I’d like to say that I have reached mastery in the Chinese language after only five weeks, and I can now rival mall cuisine with my version of ‘chao fan’ (fried rice). In reality, my accomplishments, although less monumental, have been useful. I can start a simple conversation with anyone I meet. I have mentally converted my life to Celsius, kilograms, kilometers, and sometimes centimeters if necessary. I can order practically anything on the ‘caidan’ (menu) in any of the restaurants in Dong Men, a row of 10-15 restaurants and shops right outside the eastern gate of campus. Most importantly, I’ve learned that routines, routines, routines are the standard in China. And routines work.
On a typical school day I wake up at 7 a.m., shower and get dressed for my 8:40 a.m. Chinese class. We have our first break at 10 a.m., and my ‘tongxue’ (classmates) and I walk to our favorite of three campus cafeterias, called canteens, to grab a beverage and pastry for breakfast. My peers in language classes are like the League of Nations; they’re from Argentina, Brazil, South Korea and Morocco.
If not all, then part of ‘the league’ ambles its way back through the maze of classroom buildings toward our classroom.

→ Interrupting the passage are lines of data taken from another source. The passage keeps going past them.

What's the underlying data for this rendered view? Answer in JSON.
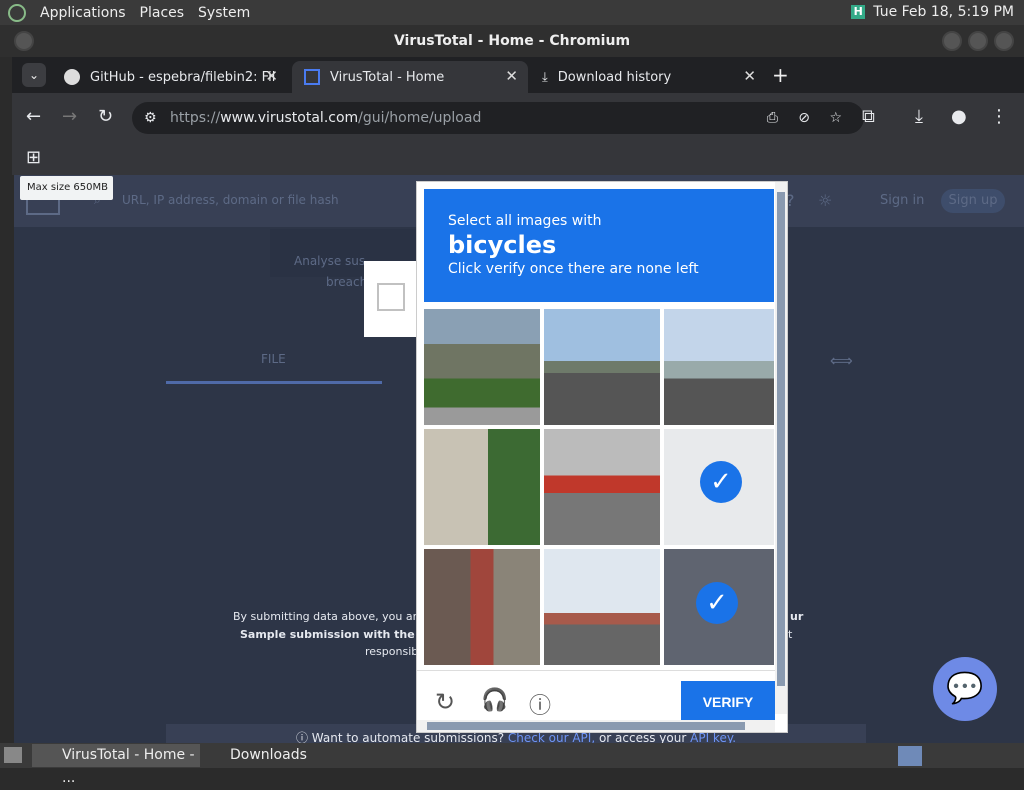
{
  "os_panel": {
    "applications": "Applications",
    "places": "Places",
    "system": "System",
    "clock": "Tue Feb 18,  5:19 PM"
  },
  "window": {
    "title": "VirusTotal - Home - Chromium"
  },
  "tabs": [
    {
      "label": "GitHub - espebra/filebin2: Fil"
    },
    {
      "label": "VirusTotal - Home"
    },
    {
      "label": "Download history"
    }
  ],
  "address": {
    "prefix": "https://",
    "host": "www.virustotal.com",
    "path": "/gui/home/upload"
  },
  "tooltip": {
    "text": "Max size 650MB"
  },
  "page": {
    "search_placeholder": "URL, IP address, domain or file hash",
    "sign_in": "Sign in",
    "sign_up": "Sign up",
    "intro_line1": "Analyse sus",
    "intro_line2": "breach",
    "tab_file": "FILE",
    "terms_line1": "By submitting data above, you are ag",
    "terms_line1_end": "ur",
    "terms_line2": "Sample submission with the secu",
    "terms_line2_end": "t",
    "terms_line3": "responsib",
    "automate_text": "Want to automate submissions?",
    "automate_link1": "Check our API,",
    "automate_mid": "or access your",
    "automate_link2": "API key."
  },
  "captcha": {
    "select_text": "Select all images with",
    "target": "bicycles",
    "instruction": "Click verify once there are none left",
    "verify_label": "VERIFY",
    "tiles": [
      {
        "name": "tile-building",
        "selected": false
      },
      {
        "name": "tile-road",
        "selected": false
      },
      {
        "name": "tile-bridge",
        "selected": false
      },
      {
        "name": "tile-alley",
        "selected": false
      },
      {
        "name": "tile-street-shop",
        "selected": false
      },
      {
        "name": "tile-bicycle",
        "selected": true
      },
      {
        "name": "tile-stairs",
        "selected": false
      },
      {
        "name": "tile-highway",
        "selected": false
      },
      {
        "name": "tile-dark-bicycle",
        "selected": true
      }
    ]
  },
  "taskbar": {
    "item1": "VirusTotal - Home - ...",
    "item2": "Downloads"
  }
}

There are at least 7 stairwells in each of the main classroom buildings. The major staircases are color coded by department: grey banisters represent the school of journalism, pink for law school, brown for business, green for sciences. Everyday we debate which tangled way through the buildings is fastest.
We have eight or nine student teachers instructing the language classes. The student teachers are graduate students on their way toward completing their degree. Each has a different style of teaching. They follow the material closely, so we don’t miss any thing.
The language classes are split into two periods. I have reading and writing everyday, in addition to oral communication, singing songs, calligraphy, or listening comprehension. The most important difference between Chinese language classes I took at Florida State and at Shantou is in order to communicate with the teachers here I must speak Chinese. We are allowed to speak in English outside of the classroom; however, my tongxue all have native languages that are not English, which forces us to work on improving our communication in Chinese.
We leave language class by 11:50 a.m. in order to get to the best lunch selections. As soon as we exit our building, I can see the swarm of students beginning to form. I was astonished to see the lunch madness lasts for only 15 minutes. It took me a week to realize what was happening. The students would get to the canteen, eat within 10 minutes then go to their dorm for ‘noon naptime.’ It’s not just the students either; faculty and administration offices are closed from noon to 2:00 p.m. everyday for lunch and naps. The idea is so institutionalized that when I tried to convince a journalism classmate, who I was having lunch with, to walk with me to the art building on the other side of campus, she said she didn’t have time. She had to get started on her nap. There is a noticeable difference on campus at that time too because after an hour of ‘naptime’ the basketball courts start to fill up, bikes reemerge whizzing past and you can hear life come back to campus.
In the U.S. we are discouraged from sleeping in the middle of the day somewhere after Kindergarten. I would try and nap in the day my freshman year but 1 hour turned into 2.5 hours, and the ‘catch-up nap’ ended up putting me behind in my schoolwork. When I told some friends here that we have classes scheduled all throughout the day, even during naptime, they were surprised. They asked me “when do you sleep?” My reply: “when we can.”
I am taking four journalism classes here and auditing two more that I was interested in learning more about. All but two of my classes are taught in English by international professors. The classes where instruction is in Mandarin are digital media classes.
Thankfully, the software (Final Cut Pro, Motion, Soundtrack Pro etc.) is in English, and the instructors speak English and give me a summary of their lecture at the end of class.